In Washington and Colorado where pot has been legalized, police officers normally rely on blood tests to know whether a person has been smoking or using pot. The new breath tester is designed to make testing a stoned driver easier and faster.
The use of pot among drivers have caused a deep concern in Washington since it has legalized the recreational use of marijuana two years ago. Apart from the blood tests, police also had to rely on the traditional standardized field sobriety tests wherein a driver would be asked to walk in a straight line.
Study shows that only 30 percent of those who are found to be influenced with marijuana's THC content failed the sobriety tests. Moreover, blood test results would need up to twenty-four hours before they are released. THC is tetrahydrocannabinol, the active ingredient in pot responsible for its psychological effects.
Police needed a better and faster way to determine if a driver has been on the road while under the influence of drug. While the marijuana breath testing device will not be able to display the level of THC in the body, it will at least help the law enforcement in discerning on some presence of active THC.
"We believe, at least initially, that it would lower the false positives that an officer would have," said Herbert Hill, chemistry professor at Washington State University. "They would have a higher level of confidence in making an arrest."
Hill and doctoral student Jessica Tufariello are working on a handheld breath testing device that features a technique known as 'ion mobility spectrometry' in determining the presence of THC. The research team plans to wrap up the laboratory tests this year and eventually produce a prototype marijuana breath tester. The group plans to begin testing human breath between the months of January and June in 2015.
At a meeting held by the Senate Law & Justice Committee on Nov. 21, some lawmakers have lauded the research team for their breakthrough device.
"WSU is going to be at the forefront, it seems to me, of supplying this kind of science and the technology that's based on it to police all over the country," said Sen. Adam Kline, D-Seattle.

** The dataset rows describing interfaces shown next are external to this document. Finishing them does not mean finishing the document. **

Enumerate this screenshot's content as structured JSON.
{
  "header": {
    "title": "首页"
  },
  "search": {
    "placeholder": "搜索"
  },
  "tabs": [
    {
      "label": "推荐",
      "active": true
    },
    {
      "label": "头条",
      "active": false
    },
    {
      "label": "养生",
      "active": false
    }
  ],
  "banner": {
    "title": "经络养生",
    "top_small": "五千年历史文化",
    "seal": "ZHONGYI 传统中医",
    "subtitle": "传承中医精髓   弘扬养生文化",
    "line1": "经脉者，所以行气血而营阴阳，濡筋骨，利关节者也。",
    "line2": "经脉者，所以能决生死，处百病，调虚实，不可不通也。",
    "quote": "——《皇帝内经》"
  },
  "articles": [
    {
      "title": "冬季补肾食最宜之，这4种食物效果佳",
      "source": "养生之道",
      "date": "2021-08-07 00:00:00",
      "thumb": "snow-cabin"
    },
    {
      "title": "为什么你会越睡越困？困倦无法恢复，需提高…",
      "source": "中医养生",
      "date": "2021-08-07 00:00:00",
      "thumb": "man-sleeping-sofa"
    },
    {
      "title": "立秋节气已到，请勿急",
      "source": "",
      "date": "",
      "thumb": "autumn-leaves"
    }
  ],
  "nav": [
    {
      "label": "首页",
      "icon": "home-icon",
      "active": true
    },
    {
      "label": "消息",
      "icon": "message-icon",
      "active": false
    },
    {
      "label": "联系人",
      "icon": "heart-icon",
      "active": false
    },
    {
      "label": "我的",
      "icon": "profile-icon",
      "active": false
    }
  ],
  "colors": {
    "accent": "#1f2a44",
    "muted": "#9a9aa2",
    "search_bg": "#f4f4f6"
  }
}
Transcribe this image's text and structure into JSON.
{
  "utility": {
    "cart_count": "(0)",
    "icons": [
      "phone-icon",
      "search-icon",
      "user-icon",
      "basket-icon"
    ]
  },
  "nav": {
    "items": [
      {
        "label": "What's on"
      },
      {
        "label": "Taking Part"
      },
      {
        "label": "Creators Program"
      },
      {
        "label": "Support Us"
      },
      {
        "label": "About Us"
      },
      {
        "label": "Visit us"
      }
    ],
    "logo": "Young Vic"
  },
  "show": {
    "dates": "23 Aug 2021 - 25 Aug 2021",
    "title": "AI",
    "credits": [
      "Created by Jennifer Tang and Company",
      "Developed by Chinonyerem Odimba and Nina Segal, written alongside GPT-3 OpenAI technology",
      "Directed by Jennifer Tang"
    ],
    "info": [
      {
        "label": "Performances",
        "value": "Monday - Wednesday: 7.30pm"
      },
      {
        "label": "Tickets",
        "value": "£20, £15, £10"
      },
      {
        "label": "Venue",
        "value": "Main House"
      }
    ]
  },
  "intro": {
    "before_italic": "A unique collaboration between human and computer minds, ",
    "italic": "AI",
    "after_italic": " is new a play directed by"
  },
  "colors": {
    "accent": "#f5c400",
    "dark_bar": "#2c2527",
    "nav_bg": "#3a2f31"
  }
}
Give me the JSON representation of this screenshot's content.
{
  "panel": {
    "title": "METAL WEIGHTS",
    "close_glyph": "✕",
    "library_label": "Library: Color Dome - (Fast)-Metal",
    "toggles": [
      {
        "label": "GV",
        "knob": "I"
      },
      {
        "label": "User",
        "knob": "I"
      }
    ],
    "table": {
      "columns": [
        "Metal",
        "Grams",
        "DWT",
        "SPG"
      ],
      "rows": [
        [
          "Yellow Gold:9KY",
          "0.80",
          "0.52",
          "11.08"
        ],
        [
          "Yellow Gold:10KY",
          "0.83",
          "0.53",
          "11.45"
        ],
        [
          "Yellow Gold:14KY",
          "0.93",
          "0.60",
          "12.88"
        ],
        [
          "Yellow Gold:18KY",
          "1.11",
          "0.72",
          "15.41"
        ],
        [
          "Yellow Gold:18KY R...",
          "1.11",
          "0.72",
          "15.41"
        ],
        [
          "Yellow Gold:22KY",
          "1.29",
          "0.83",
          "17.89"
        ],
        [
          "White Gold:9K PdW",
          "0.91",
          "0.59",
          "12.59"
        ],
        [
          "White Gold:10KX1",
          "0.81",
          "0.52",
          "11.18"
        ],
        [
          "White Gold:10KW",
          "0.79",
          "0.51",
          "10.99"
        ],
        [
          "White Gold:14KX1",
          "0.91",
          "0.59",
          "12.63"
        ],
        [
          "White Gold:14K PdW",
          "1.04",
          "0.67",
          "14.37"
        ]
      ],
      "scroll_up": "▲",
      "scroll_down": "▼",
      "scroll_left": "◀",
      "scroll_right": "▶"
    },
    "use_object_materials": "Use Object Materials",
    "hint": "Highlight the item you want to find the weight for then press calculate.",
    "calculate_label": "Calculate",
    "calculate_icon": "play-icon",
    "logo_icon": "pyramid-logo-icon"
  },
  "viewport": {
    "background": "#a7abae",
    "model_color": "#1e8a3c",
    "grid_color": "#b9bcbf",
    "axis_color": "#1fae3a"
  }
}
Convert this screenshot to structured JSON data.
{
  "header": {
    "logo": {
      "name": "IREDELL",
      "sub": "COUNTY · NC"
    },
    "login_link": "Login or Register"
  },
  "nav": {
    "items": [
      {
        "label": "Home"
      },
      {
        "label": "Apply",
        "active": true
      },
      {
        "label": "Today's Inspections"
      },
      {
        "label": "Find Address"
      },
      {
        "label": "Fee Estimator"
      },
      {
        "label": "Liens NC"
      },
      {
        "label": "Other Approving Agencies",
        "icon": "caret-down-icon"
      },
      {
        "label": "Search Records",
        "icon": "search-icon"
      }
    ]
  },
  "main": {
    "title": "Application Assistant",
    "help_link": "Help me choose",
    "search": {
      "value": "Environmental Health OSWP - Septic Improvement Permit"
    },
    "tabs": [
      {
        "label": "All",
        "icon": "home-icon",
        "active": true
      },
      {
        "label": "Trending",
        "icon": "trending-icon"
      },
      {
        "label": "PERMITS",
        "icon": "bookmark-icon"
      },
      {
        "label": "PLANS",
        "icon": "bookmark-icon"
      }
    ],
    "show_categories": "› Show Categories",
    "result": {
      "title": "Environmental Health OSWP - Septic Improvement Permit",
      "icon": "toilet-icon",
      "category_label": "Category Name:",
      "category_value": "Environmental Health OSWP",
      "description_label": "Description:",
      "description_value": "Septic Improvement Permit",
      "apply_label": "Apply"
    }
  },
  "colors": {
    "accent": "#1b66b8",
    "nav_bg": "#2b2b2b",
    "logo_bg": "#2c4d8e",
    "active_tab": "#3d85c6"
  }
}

In 2012, the Washington State Toxicology Laboratory stated that 18.6 percent of the blood samples that were taken from impaired drivers in Washington were found to be positive with THC. In 2013, the number increased to 25 percent which was recorded a year after the Washington Initiative 502 took effect.